If you've ever been close to a human, or human behavior, you’ve probably heard the term “capitalism” before. To put it more simply, would you want to be near a capital?

Well, yes, you would; and according to the Wikipedia page for Capitalism & Freedom, it is the only economic concept with at least a 50/50 chance of being fulfilled, with a 95% probability of failure.

Is Capitalism & Freedom Stronger Than Communism?

The Wikipedia page for Capitalism & Freedom includes a section entitled “How does capitalism work?” and notes that: "It is not a free-market economy founded on free enterprise…. [capitalism] is a Free Market with all the benefits of government and capitalism and is stronger in the latter than it is in the former."

They also note that “the United States has the highest concentration of millionaires, followed by Norway, Switzerland, the United Kingdom, Australia, New Zealand, Switzerland, India, and China” and that countries like Thailand, Costa Rica, and the Democratic People's Republic of the Congo have the highest concentration of women.

There is a section with all of the information on the terms capitalism and communism for more advanced ideologies like the Japanese Communist Party, which states: “The only difference between capitalism and communism is that communism destroys work, and capitalism destroys individual enterprise. If you want to read into the whole topic, there is a huge [sic] overhype here.”

A section devoted to J.F. Sebastian's essay on Karl Marx also includes this information, which you should read if you are planning on reading much of the book:

“Marx had a philosophy that he called praxis. He called it capitalism”

capitalism, as in all capitalist ideologies, is the idea of capitalism is a gigantic system of rent-seeking, ownership, and control, where the owners have used technology to pry into and control the citizenry.

Josiah Zayner, a PhD student from the University of Alberta, found this fascinating quote in a quote found in the book Capitalism and Freedom: The First Years of Marxism, which is published since its 1992 publication by Simon & Schuster.
Zayner argues that:

“Marx's analysis of capitalism was based on a series of criteria: his first three books were about monopoly capitalism; his last two were about the all-power, all-competition, all-equality, all-equality society he described.”

The conditions of his free-market capitalism were revolutionary – for a labor-miner or worker who wanted to live where possible, where once plots could be laid that single room a day could cost as much as $5,000 per night.

Zayner describes a government-run economy that subsidises every step of the way:

“minors worked in the kitchen, errands passed around the family, friends taken for granted in the newly independent country.”

The citizens were educated through cultural and commercial experiences that enabled them to be part of an economy that had grown rich enough to buy the food they wanted, and were thus the true consumers.

“The last word was taught to the children from the day they entered the world of the textbooks and the work stations.”

Mother nature had it better.
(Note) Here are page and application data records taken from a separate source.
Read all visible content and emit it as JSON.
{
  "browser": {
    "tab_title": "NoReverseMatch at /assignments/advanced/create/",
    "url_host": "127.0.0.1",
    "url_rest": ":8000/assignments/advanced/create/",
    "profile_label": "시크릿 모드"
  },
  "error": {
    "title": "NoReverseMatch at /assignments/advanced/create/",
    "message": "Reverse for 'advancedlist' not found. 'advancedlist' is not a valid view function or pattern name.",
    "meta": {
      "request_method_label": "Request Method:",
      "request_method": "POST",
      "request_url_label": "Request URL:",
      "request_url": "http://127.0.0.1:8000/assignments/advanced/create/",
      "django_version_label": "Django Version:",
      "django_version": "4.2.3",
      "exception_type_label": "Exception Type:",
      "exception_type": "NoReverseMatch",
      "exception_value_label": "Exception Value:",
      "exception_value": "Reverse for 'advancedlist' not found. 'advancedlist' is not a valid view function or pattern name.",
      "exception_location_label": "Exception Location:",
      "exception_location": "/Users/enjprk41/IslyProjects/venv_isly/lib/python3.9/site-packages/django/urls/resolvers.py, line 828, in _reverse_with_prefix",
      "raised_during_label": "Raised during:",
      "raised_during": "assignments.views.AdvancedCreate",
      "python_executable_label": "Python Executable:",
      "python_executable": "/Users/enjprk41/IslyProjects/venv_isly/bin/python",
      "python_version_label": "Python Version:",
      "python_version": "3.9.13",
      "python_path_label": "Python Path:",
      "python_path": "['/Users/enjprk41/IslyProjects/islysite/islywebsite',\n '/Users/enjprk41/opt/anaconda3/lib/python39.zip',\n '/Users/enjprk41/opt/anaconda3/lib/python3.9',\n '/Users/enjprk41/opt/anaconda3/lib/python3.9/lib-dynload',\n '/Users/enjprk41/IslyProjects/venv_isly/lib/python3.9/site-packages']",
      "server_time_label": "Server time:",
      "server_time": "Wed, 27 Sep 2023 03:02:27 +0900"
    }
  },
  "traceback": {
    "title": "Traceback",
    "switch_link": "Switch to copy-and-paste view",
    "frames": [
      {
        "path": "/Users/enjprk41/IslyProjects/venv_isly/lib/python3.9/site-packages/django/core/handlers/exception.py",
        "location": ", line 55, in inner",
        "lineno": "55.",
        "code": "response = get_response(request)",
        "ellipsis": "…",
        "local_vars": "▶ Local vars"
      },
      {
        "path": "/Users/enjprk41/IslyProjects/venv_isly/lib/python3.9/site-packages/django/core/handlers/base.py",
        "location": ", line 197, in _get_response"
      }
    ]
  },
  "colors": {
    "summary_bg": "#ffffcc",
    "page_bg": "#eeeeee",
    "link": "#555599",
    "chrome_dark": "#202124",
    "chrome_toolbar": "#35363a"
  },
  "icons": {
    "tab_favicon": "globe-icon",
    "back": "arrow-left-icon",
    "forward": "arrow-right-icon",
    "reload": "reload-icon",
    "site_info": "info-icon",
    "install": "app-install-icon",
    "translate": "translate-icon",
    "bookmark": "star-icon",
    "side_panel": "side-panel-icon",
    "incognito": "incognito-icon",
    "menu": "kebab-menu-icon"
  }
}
She paid, and as the workers played their cards good-bye, or the next round of tests would begin.

The new owners of the time would be the true consumers, absorbing all of the savings, investing in infrastructure to keep schools running and provide for the elderly, and keeping the fishing fleets alive with drone technology.

The new owners would be the true consumers, not lazy rent-seekers who hoovered the most expensive rental items for their next trip, but the tens of thousands of consumers who had grown tired of being treated poorly in every aspect of life.

The future was here, and the market was projected to respond by trying to fill the gap left by inflation, deflation and price collapse.

Imagine how difficult it would be to diversify your income after a certain point. All the boring old income taxes, contracts, contracts of manpower, all the useless governmental projects, and the occasional niche niche interest.

And then what?

Freeze-jerk reaction, repeated over and over, with or without the appropriate ideological touch? What the hell?